Emma Raducanu is already proving a master of changing the narrative. At Wimbledon some questioned her temperament after she pulled out of her fourth-round match with breathing difficulties. Two months on, those critics were made to eat their words after her stunning US Open victory in the Big Apple.
She was at it again at a homecoming event at the National Tennis Centre on Friday, showing her ruthless side by revealing she had dispensed with the services of her coach in New York, Andrew Richardson. Of course, it was the right decision. Richardson was on a short-term contract and has little experience of the WTA tour. And, even at 18, Raducanu is old enough to know that fairytales can soon be shredded by the cut-throat world of professional sport.

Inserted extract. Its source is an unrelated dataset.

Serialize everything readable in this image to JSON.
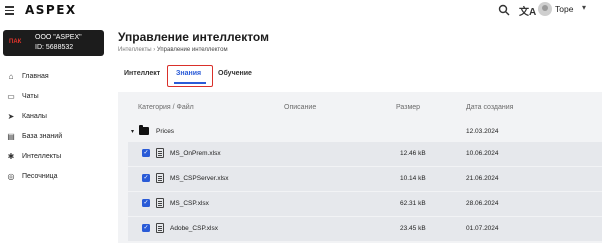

But Raducanu also said something that was worthy of attention when asked what she had done to cope better mentally between struggling against Ajla Tomljanovic at Wimbledon – when one unforced error spiralled into another and then another – and the US Open, where she was as hard as granite.
“I’m pretty resilient and when down, or facing adversity, I feel like I bounce back pretty quickly and don’t let that disappointment affect me,” she said. But how about when you hit an unforced error on a big point at the US Open, how do you try to ensure it doesn’t happen again? “I just try to acknowledge what happened in that shot and don’t repeat the mistake,” she replied.
Psychologists have a phrase for that – “expertise-induced amnesia”, which is used to describe the automatic and non-conscious nature of skilled performance. And it perhaps helps explain why Raducanu was able to cope so well with the odd sticky moment in New York.
I learned about this from a fascinating new study, “Psychological pressure and compounded errors during elite-level tennis”, which looked at more than 650,000 points played in every men’s and women’s singles match at the 12 grand slams from 2016 to 2019 to try to better understand the persistent puzzle surrounding who copes, and who chokes, under pressure.
For every point the team of academics from the University of Exeter and Royal Holloway asked two key questions: what was the level of pressure on the players, and did they hit a winner, unforced error or double fault? If, for instance, a player was 40–30 down on their own serve at 5-4 in the deciding set, this would create the maximum pressure score, compared with a much lower one if a player was 5-0 up and coasting.
So what did they find? First, that the unforced error rate for the highest-pressure points was much greater than the low-pressure points – by 1.75 times, in fact. That was not a surprise. Nor perhaps is the revelation that when a player made an unforced error the chances of them doing so again significantly increased on subsequent points.
However, more intriguingly, the researchers also found that these two effects also interact to create a “cycle of pressure – mess up, more pressure, mess up again”, as one of the authors, Dr David Harris, explained to me.
This is interesting. In sport, we hear a lot about the “hot hand” – where a successful shot leads to another, then another, and suddenly the commentator is screaming “He’s on fire” and the player can’t seem to miss.
However, the academics tentatively suggest that might be more evidence for the “cold hand” theory – where errors and negative brain chatter lead to more mistakes and a downward spiral.
The research contains another interesting finding. The biggest names in men’s and women’s tennis are often reckoned to be more “clutch” under pressure – in other words, they play even better when the stakes are higher. But the academics found little evidence of that happening.
Naturally, successful players had a better ratio of winners to unforced errors across all points. “However, for higher pressure points the distributions of winners to unforced errors for successful/unsuccessful players was very similar to the overall distributions,” the academics noted, “indicating that successful players simply maintained their general advantage under pressure and did not somehow ‘raise their game’.” Similar patterns have been found in the NBA, with players thought to be “clutch” not actually improving their shooting percentage in the last five minutes of games, although they did take more shots which may have altered perceptions.
So what is the best strategy for coping? As the academics note, “the benefits of pre‑shot routines for performing under pressure are varied and not fully understood”. However, Raducanu’s point-by-point approach to coping with pressure is remarkably similar to how Annika Sörenstam, one of the most successful golfers of all time on the Ladies PGA tour, responded to mistakes.
In interviews, the Swede has said she barely remembered making an error on the course. Instead, after a bad shot she conducted a brief analysis of her mistake, before moving on to focus on the “now shot”.
Raducanu’s approach is certainly on the same page. “When I was younger I would get quite upset and emotional on the court, and I got that knocked out of me pretty quickly,” she told us on Friday. “My parents didn’t like that, so from a young age I’ve just had this mindset and stayed very calm.” Whisper it softly to Piers Morgan, but so far it appears to be working.